Derived Classes

A derived class is created from a previously defined class.

The syntax is:

[ Public | Private ] Class className As baseClass


End Class



Public, Private

Public makes the derived class accessible outside the module in which it is defined. Private (default) makes the derived class accessible only within the module in which it is defined.


The name of the derived class.


The name of the base class from which this class is derived.


Member variables can have any data type LotusScript® supports and can be object reference variables of the class being defined. You can also specify properties, functions, and subs, including Sub New, which initializes class objects, and Sub Delete, which deletes class objects. You cannot declare a class member as Static.

Here is a derived class called MyClass2 that uses the base class MyClass1:

Class MyClass1                  ' Base class.
      a As Integer
      Public c As Integer
End Class

Class MyClass2 As MyClass1     ' Class derived from MyClass1.
      b As Integer
      Public d As Integer
End Class
Dim x As New MyClass2 ' Object x has members 
                      ' a%, b%, c%, and d%.
x.c% = 12
x.d% = 35

Usually you use a derived class when an existing class provides members that the new class can use, or when you want to extend or embellish existing class properties and methods. This is called inheritance: the new class inherits, and has direct access to, all Public and Private members of the existing base class.

For example, you want to create derived classes called CheckingAccount, SavingsAccount, BrokerageAccount, and RetirementAccount based on an existing Account class.
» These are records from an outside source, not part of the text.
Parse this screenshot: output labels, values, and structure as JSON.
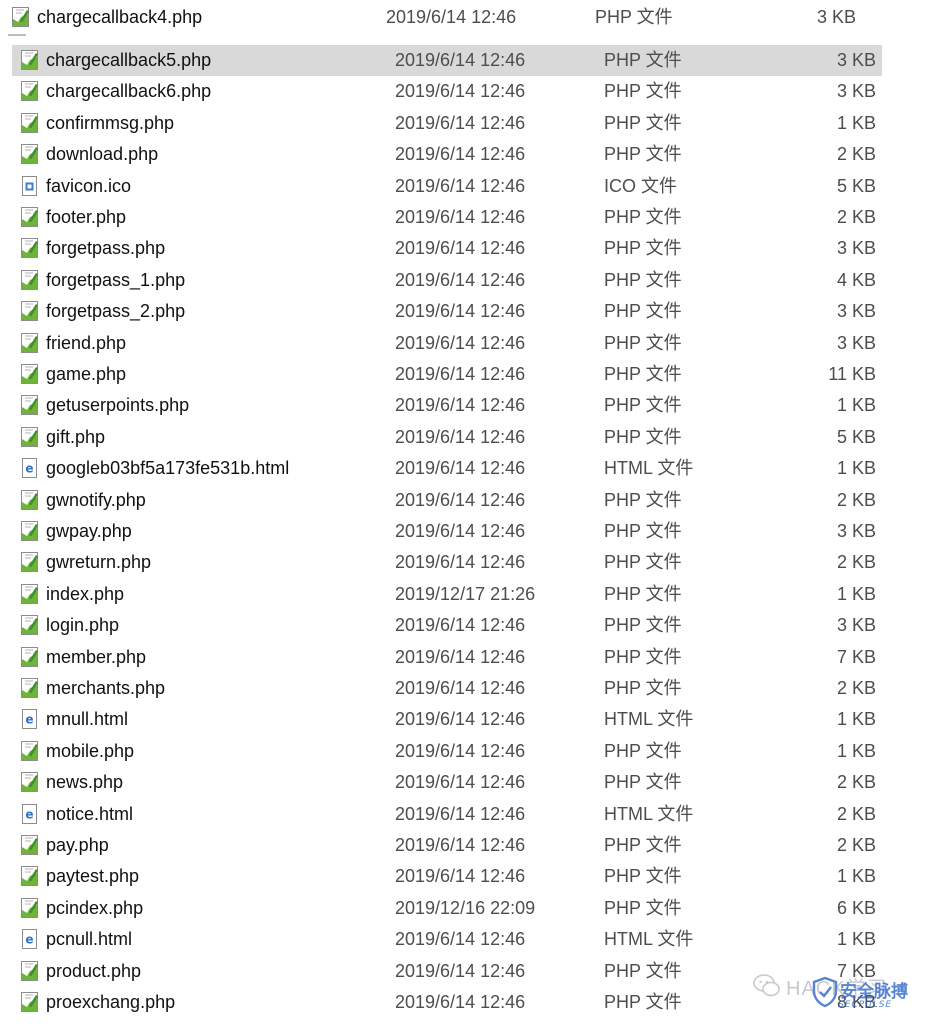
{
  "rows": [
    {
      "name": "chargecallback4.php",
      "date": "2019/6/14 12:46",
      "type": "PHP 文件",
      "size": "3 KB",
      "icon": "php-file-icon"
    },
    {
      "name": "chargecallback5.php",
      "date": "2019/6/14 12:46",
      "type": "PHP 文件",
      "size": "3 KB",
      "icon": "php-file-icon",
      "selected": true
    },
    {
      "name": "chargecallback6.php",
      "date": "2019/6/14 12:46",
      "type": "PHP 文件",
      "size": "3 KB",
      "icon": "php-file-icon"
    },
    {
      "name": "confirmmsg.php",
      "date": "2019/6/14 12:46",
      "type": "PHP 文件",
      "size": "1 KB",
      "icon": "php-file-icon"
    },
    {
      "name": "download.php",
      "date": "2019/6/14 12:46",
      "type": "PHP 文件",
      "size": "2 KB",
      "icon": "php-file-icon"
    },
    {
      "name": "favicon.ico",
      "date": "2019/6/14 12:46",
      "type": "ICO 文件",
      "size": "5 KB",
      "icon": "ico-file-icon"
    },
    {
      "name": "footer.php",
      "date": "2019/6/14 12:46",
      "type": "PHP 文件",
      "size": "2 KB",
      "icon": "php-file-icon"
    },
    {
      "name": "forgetpass.php",
      "date": "2019/6/14 12:46",
      "type": "PHP 文件",
      "size": "3 KB",
      "icon": "php-file-icon"
    },
    {
      "name": "forgetpass_1.php",
      "date": "2019/6/14 12:46",
      "type": "PHP 文件",
      "size": "4 KB",
      "icon": "php-file-icon"
    },
    {
      "name": "forgetpass_2.php",
      "date": "2019/6/14 12:46",
      "type": "PHP 文件",
      "size": "3 KB",
      "icon": "php-file-icon"
    },
    {
      "name": "friend.php",
      "date": "2019/6/14 12:46",
      "type": "PHP 文件",
      "size": "3 KB",
      "icon": "php-file-icon"
    },
    {
      "name": "game.php",
      "date": "2019/6/14 12:46",
      "type": "PHP 文件",
      "size": "11 KB",
      "icon": "php-file-icon"
    },
    {
      "name": "getuserpoints.php",
      "date": "2019/6/14 12:46",
      "type": "PHP 文件",
      "size": "1 KB",
      "icon": "php-file-icon"
    },
    {
      "name": "gift.php",
      "date": "2019/6/14 12:46",
      "type": "PHP 文件",
      "size": "5 KB",
      "icon": "php-file-icon"
    },
    {
      "name": "googleb03bf5a173fe531b.html",
      "date": "2019/6/14 12:46",
      "type": "HTML 文件",
      "size": "1 KB",
      "icon": "html-file-icon"
    },
    {
      "name": "gwnotify.php",
      "date": "2019/6/14 12:46",
      "type": "PHP 文件",
      "size": "2 KB",
      "icon": "php-file-icon"
    },
    {
      "name": "gwpay.php",
      "date": "2019/6/14 12:46",
      "type": "PHP 文件",
      "size": "3 KB",
      "icon": "php-file-icon"
    },
    {
      "name": "gwreturn.php",
      "date": "2019/6/14 12:46",
      "type": "PHP 文件",
      "size": "2 KB",
      "icon": "php-file-icon"
    },
    {
      "name": "index.php",
      "date": "2019/12/17 21:26",
      "type": "PHP 文件",
      "size": "1 KB",
      "icon": "php-file-icon"
    },
    {
      "name": "login.php",
      "date": "2019/6/14 12:46",
      "type": "PHP 文件",
      "size": "3 KB",
      "icon": "php-file-icon"
    },
    {
      "name": "member.php",
      "date": "2019/6/14 12:46",
      "type": "PHP 文件",
      "size": "7 KB",
      "icon": "php-file-icon"
    },
    {
      "name": "merchants.php",
      "date": "2019/6/14 12:46",
      "type": "PHP 文件",
      "size": "2 KB",
      "icon": "php-file-icon"
    },
    {
      "name": "mnull.html",
      "date": "2019/6/14 12:46",
      "type": "HTML 文件",
      "size": "1 KB",
      "icon": "html-file-icon"
    },
    {
      "name": "mobile.php",
      "date": "2019/6/14 12:46",
      "type": "PHP 文件",
      "size": "1 KB",
      "icon": "php-file-icon"
    },
    {
      "name": "news.php",
      "date": "2019/6/14 12:46",
      "type": "PHP 文件",
      "size": "2 KB",
      "icon": "php-file-icon"
    },
    {
      "name": "notice.html",
      "date": "2019/6/14 12:46",
      "type": "HTML 文件",
      "size": "2 KB",
      "icon": "html-file-icon"
    },
    {
      "name": "pay.php",
      "date": "2019/6/14 12:46",
      "type": "PHP 文件",
      "size": "2 KB",
      "icon": "php-file-icon"
    },
    {
      "name": "paytest.php",
      "date": "2019/6/14 12:46",
      "type": "PHP 文件",
      "size": "1 KB",
      "icon": "php-file-icon"
    },
    {
      "name": "pcindex.php",
      "date": "2019/12/16 22:09",
      "type": "PHP 文件",
      "size": "6 KB",
      "icon": "php-file-icon"
    },
    {
      "name": "pcnull.html",
      "date": "2019/6/14 12:46",
      "type": "HTML 文件",
      "size": "1 KB",
      "icon": "html-file-icon"
    },
    {
      "name": "product.php",
      "date": "2019/6/14 12:46",
      "type": "PHP 文件",
      "size": "7 KB",
      "icon": "php-file-icon"
    },
    {
      "name": "proexchang.php",
      "date": "2019/6/14 12:46",
      "type": "PHP 文件",
      "size": "8 KB",
      "icon": "php-file-icon"
    }
  ],
  "watermark": {
    "text": "HACK学习",
    "brand": "安全脉搏",
    "sub": "SECPULSE"
  },
  "colors": {
    "selected_row": "#d9d9d9",
    "secondary_text": "#4d4d4d"
  }
}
Because the derived classes can access all existing properties and methods for the Account class, such as AccountNumber, Balance, and DepositMoney, you can reuse all Account class scripts in the new classes.
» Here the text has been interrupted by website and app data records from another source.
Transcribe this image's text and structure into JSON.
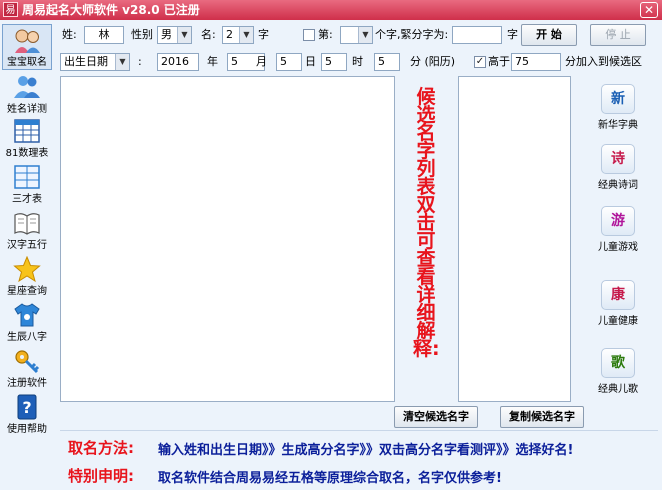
{
  "window": {
    "title": "周易起名大师软件 v28.0 已注册",
    "icon_glyph": "易",
    "close_glyph": "✕"
  },
  "sidebar": {
    "items": [
      {
        "label": "宝宝取名",
        "icon": "baby-icon"
      },
      {
        "label": "姓名详测",
        "icon": "people-icon"
      },
      {
        "label": "81数理表",
        "icon": "grid-table-icon"
      },
      {
        "label": "三才表",
        "icon": "table-icon"
      },
      {
        "label": "汉字五行",
        "icon": "book-icon"
      },
      {
        "label": "星座查询",
        "icon": "star-icon"
      },
      {
        "label": "生辰八字",
        "icon": "shirt-icon"
      },
      {
        "label": "注册软件",
        "icon": "key-icon"
      },
      {
        "label": "使用帮助",
        "icon": "help-icon"
      }
    ]
  },
  "form": {
    "surname_label": "姓:",
    "surname_value": "林",
    "gender_label": "性别",
    "gender_value": "男",
    "name_label": "名:",
    "name_count_value": "2",
    "name_unit": "字",
    "position_label": "第:",
    "position_value": "",
    "fixed_label": "个字,緊分字为:",
    "fixed_value": "",
    "fixed_unit": "字",
    "start_label": "开 始",
    "stop_label": "停 止",
    "date_type_value": "出生日期",
    "colon": ":",
    "year_value": "2016",
    "year_unit": "年",
    "month_value": "5",
    "month_unit": "月",
    "day_value": "5",
    "day_unit": "日",
    "hour_value": "5",
    "hour_unit": "时",
    "minute_value": "5",
    "minute_unit": "分 (阳历)",
    "above_checked": "✓",
    "above_label": "高于",
    "score_value": "75",
    "add_label": "分加入到候选区"
  },
  "hint": "候选名字列表双击可查看详细解释:",
  "buttons": {
    "clear_candidates": "清空候选名字",
    "copy_candidates": "复制候选名字"
  },
  "tools": [
    {
      "label": "新华字典",
      "glyph": "新",
      "color": "#1a5fb4"
    },
    {
      "label": "经典诗词",
      "glyph": "诗",
      "color": "#c61a4b"
    },
    {
      "label": "儿童游戏",
      "glyph": "游",
      "color": "#b0159a"
    },
    {
      "label": "儿童健康",
      "glyph": "康",
      "color": "#c61a4b"
    },
    {
      "label": "经典儿歌",
      "glyph": "歌",
      "color": "#2b7a0b"
    }
  ],
  "notes": {
    "method_title": "取名方法:",
    "method_text": "输入姓和出生日期》》生成高分名字》》双击高分名字看测评》》选择好名!",
    "notice_title": "特别申明:",
    "notice_text": "取名软件结合周易易经五格等原理综合取名，名字仅供参考!"
  }
}
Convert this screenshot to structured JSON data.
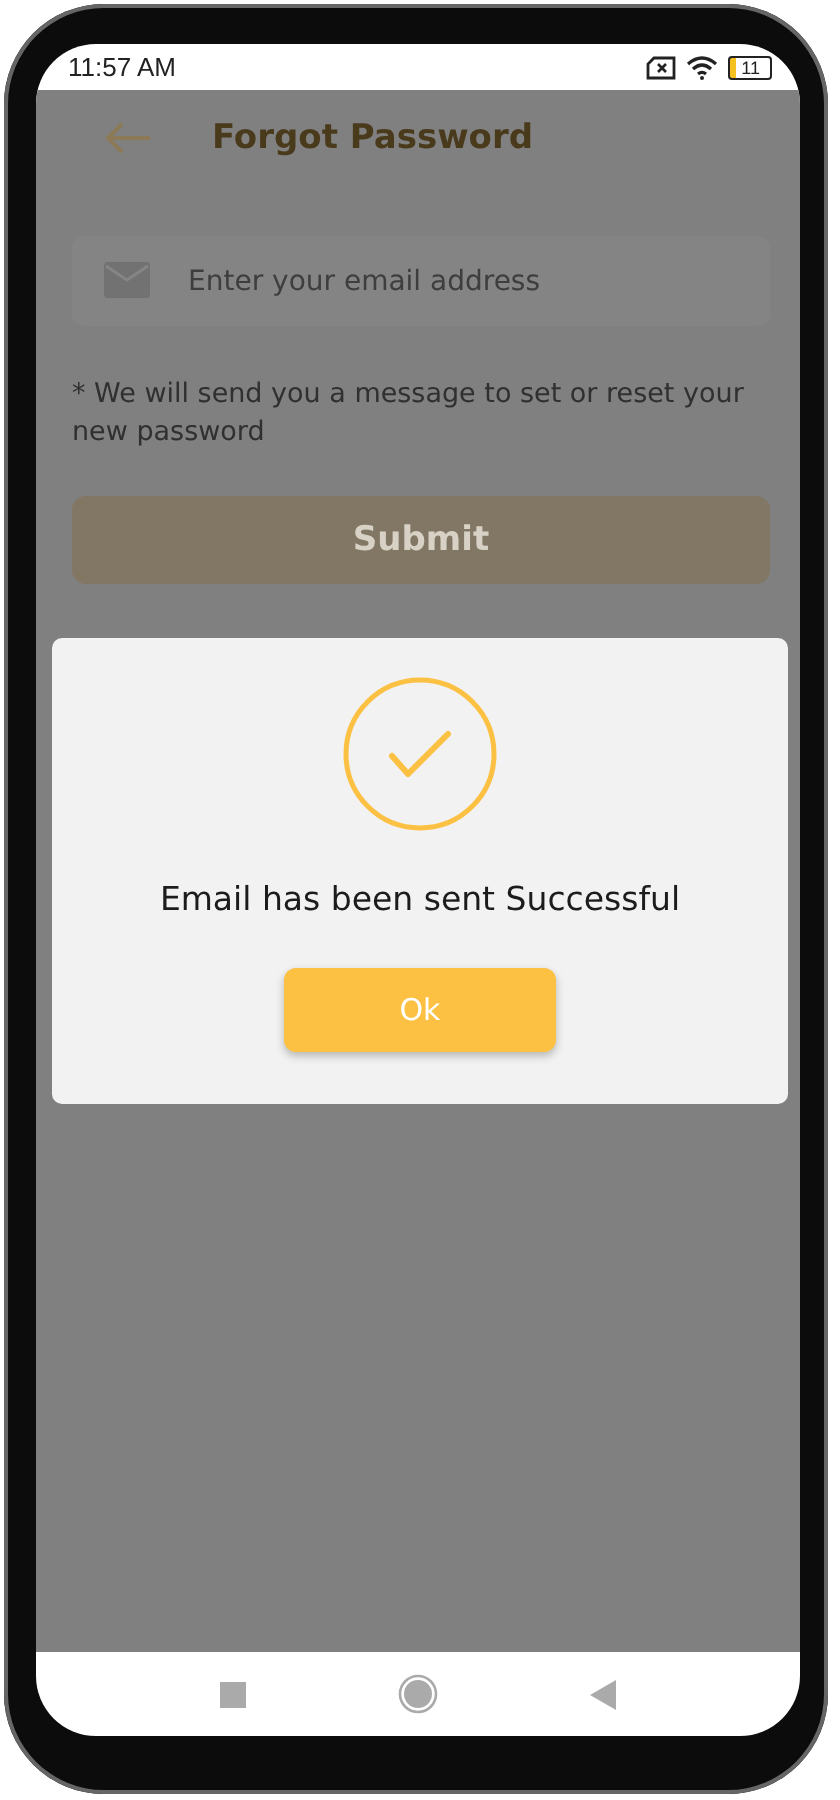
{
  "status_bar": {
    "time": "11:57 AM",
    "battery_text": "11"
  },
  "header": {
    "title": "Forgot Password"
  },
  "email_field": {
    "placeholder": "Enter your email address"
  },
  "note": "*  We will send you a message to set or reset your new password",
  "submit_button": "Submit",
  "dialog": {
    "message": "Email has been sent Successful",
    "ok_button": "Ok"
  }
}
Demonstrates derived classes inheriting the Properties and Methods of a base class

You can define new member variables, properties, and methods in a derived class to add operations that the derived classes can use. For example, you can add BuyStock and SellStock methods to the BrokerageAccount class.

A derived class can serve as the base class for another derived class. For example, the following illustration shows how the Contractor class, which is derived from the Employee class, serves as the base class for the Subcontractor class. The Subcontractor class has access to the members of both the Contractor class and the Employee class.
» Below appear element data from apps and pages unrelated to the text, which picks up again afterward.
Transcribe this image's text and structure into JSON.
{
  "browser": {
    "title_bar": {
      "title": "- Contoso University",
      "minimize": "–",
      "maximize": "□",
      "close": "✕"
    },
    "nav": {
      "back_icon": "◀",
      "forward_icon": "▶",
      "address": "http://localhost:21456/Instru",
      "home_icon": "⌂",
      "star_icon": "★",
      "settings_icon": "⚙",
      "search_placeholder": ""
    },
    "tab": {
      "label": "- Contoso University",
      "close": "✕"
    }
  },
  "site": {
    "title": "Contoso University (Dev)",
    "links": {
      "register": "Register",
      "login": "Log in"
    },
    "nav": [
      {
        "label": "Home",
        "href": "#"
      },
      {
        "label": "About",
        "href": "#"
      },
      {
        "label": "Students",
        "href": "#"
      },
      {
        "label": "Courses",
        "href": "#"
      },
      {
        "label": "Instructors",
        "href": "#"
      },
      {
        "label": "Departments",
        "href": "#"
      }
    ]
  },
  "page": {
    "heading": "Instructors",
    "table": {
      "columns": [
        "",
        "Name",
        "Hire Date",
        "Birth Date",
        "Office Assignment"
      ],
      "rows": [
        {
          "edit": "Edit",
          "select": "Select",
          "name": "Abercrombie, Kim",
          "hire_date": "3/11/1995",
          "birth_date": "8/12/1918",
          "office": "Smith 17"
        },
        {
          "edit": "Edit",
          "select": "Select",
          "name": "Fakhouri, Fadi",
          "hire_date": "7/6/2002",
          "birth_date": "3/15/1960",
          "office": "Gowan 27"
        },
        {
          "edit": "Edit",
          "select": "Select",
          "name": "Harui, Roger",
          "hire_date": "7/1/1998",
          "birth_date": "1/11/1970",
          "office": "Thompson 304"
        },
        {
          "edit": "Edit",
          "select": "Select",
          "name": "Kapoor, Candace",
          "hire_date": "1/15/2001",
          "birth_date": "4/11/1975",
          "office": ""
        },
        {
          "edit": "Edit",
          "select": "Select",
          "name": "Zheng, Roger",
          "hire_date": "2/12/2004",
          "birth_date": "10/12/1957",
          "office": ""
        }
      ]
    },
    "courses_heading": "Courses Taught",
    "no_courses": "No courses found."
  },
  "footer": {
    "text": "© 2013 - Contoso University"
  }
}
Demonstrates hierarchy of base and sub classes, using Employee, Contractor, and SubContractor classes

A derived class has the same scope as its base class, except that a derived class cannot access the Sub Delete of its base class.